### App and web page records
- - -

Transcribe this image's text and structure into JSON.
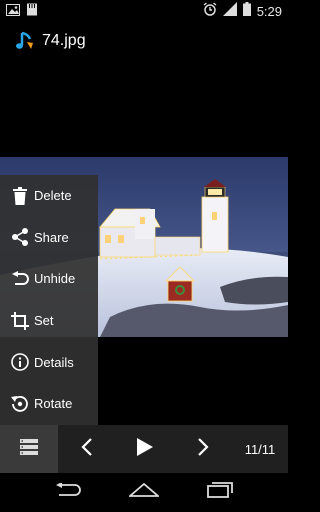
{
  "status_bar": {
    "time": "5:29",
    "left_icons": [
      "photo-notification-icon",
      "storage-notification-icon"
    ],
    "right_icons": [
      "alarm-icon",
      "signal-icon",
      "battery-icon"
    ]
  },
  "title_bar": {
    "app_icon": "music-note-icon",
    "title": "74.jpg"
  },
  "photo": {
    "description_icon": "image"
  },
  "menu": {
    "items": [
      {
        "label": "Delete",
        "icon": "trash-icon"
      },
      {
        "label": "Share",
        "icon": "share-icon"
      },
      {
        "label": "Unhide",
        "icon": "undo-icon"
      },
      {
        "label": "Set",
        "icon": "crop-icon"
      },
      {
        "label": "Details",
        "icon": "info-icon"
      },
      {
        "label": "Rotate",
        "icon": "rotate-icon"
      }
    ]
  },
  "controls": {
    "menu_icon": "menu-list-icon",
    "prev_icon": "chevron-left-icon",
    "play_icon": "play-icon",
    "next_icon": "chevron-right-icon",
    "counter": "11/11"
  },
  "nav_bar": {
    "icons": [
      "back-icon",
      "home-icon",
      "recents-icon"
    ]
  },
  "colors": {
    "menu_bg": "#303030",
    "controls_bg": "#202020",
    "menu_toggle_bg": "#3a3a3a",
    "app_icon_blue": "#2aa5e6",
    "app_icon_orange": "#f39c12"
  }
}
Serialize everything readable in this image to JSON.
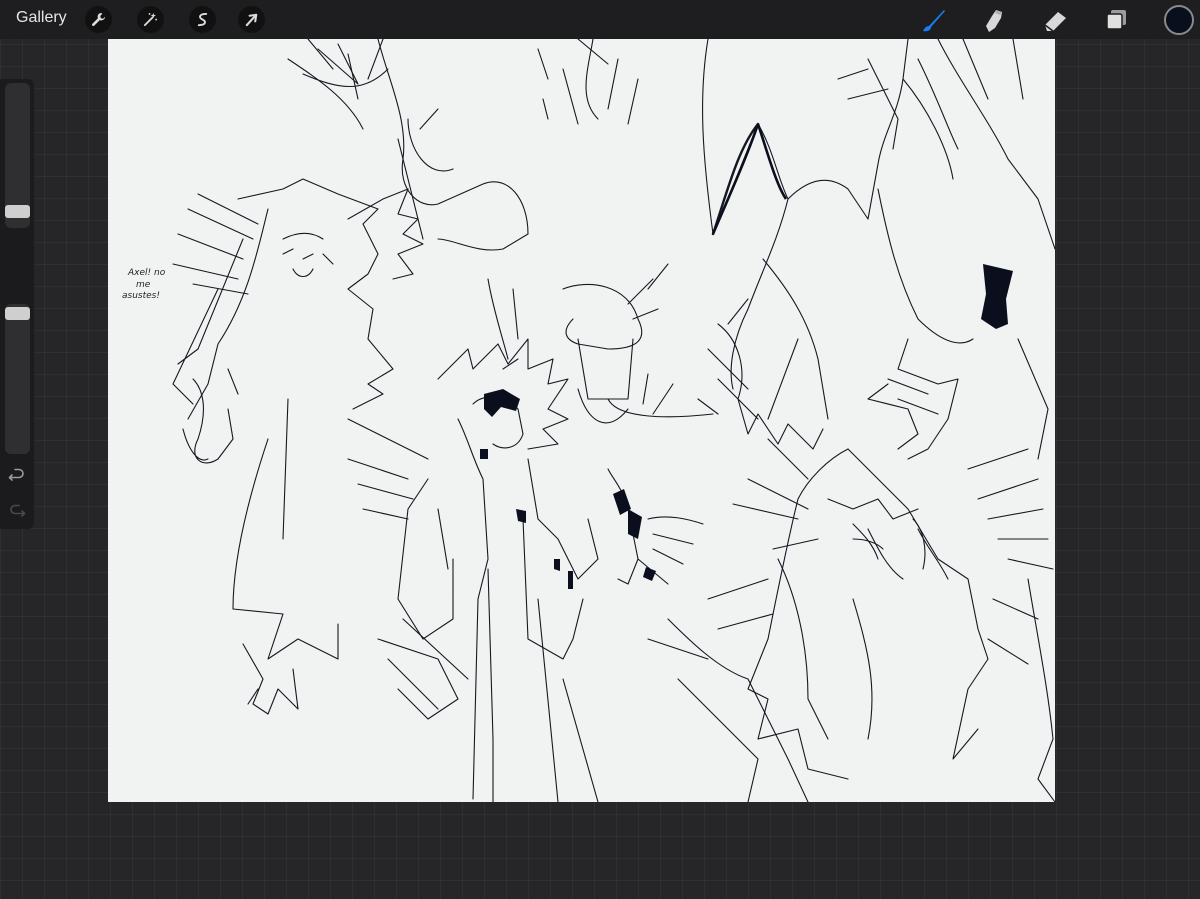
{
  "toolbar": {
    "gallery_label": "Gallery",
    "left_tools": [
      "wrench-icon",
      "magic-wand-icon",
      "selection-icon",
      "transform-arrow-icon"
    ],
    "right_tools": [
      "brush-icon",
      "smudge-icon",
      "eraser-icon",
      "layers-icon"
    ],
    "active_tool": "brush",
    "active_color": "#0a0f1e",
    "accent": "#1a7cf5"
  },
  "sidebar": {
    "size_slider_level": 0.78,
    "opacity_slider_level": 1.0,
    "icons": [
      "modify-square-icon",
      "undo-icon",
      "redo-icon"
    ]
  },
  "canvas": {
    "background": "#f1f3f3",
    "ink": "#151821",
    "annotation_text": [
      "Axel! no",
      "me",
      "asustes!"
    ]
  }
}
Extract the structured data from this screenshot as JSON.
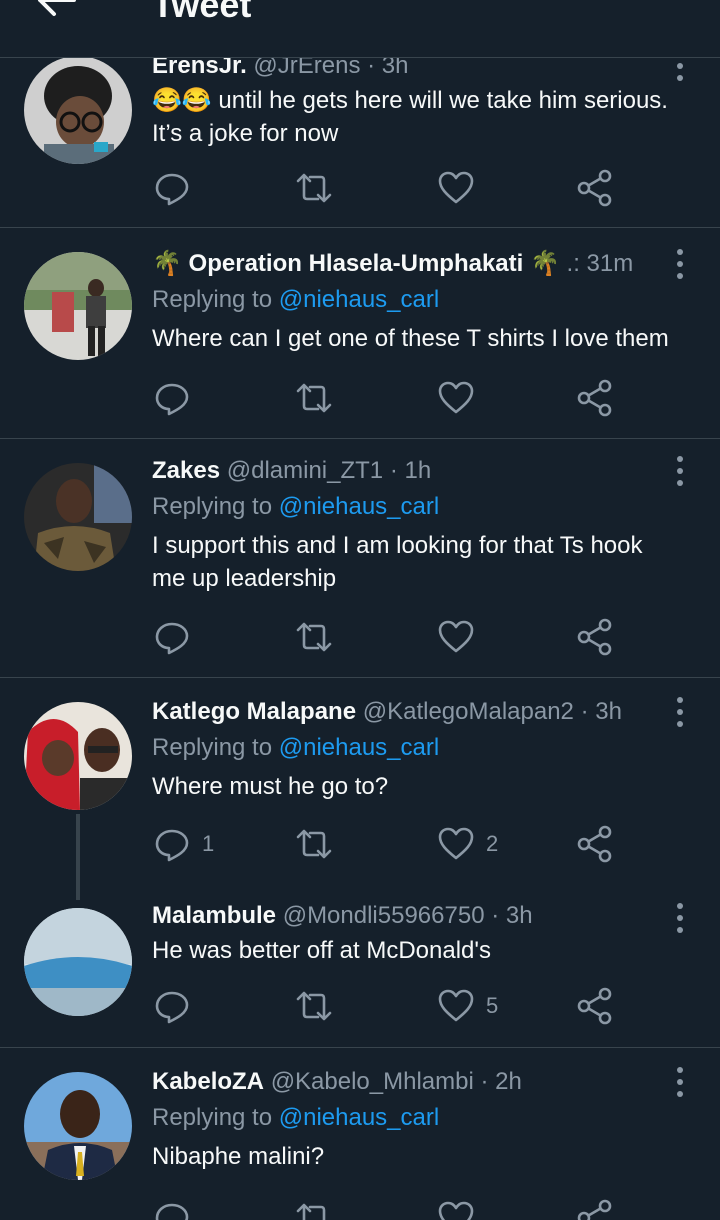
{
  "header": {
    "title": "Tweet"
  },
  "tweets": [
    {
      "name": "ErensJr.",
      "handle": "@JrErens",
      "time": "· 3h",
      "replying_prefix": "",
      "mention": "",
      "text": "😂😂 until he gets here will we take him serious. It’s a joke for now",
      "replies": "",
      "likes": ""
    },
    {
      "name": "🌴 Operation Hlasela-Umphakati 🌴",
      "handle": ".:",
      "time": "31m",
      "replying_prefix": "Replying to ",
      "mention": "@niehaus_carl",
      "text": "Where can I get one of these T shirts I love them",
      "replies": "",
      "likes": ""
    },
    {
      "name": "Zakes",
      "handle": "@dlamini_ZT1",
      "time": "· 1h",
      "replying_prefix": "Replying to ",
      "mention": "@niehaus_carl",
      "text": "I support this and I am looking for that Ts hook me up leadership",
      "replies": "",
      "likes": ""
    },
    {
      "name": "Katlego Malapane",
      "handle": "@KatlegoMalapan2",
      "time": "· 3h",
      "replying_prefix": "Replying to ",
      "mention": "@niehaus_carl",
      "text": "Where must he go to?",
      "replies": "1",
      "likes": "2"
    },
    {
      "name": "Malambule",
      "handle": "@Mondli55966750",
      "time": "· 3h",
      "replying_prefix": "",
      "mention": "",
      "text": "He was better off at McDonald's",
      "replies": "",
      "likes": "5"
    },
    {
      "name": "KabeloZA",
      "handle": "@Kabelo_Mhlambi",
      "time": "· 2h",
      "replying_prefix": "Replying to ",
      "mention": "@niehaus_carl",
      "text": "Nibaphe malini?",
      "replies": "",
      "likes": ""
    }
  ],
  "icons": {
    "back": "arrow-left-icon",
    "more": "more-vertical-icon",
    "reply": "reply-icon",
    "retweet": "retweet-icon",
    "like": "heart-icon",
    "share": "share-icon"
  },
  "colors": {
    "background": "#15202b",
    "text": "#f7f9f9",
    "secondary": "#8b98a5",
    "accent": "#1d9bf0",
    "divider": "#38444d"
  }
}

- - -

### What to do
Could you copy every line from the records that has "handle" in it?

### Answer box
      "handle": "@JrErens",
      "handle": ".:",
      "handle": "@dlamini_ZT1",
      "handle": "@KatlegoMalapan2",
      "handle": "@Mondli55966750",
      "handle": "@Kabelo_Mhlambi",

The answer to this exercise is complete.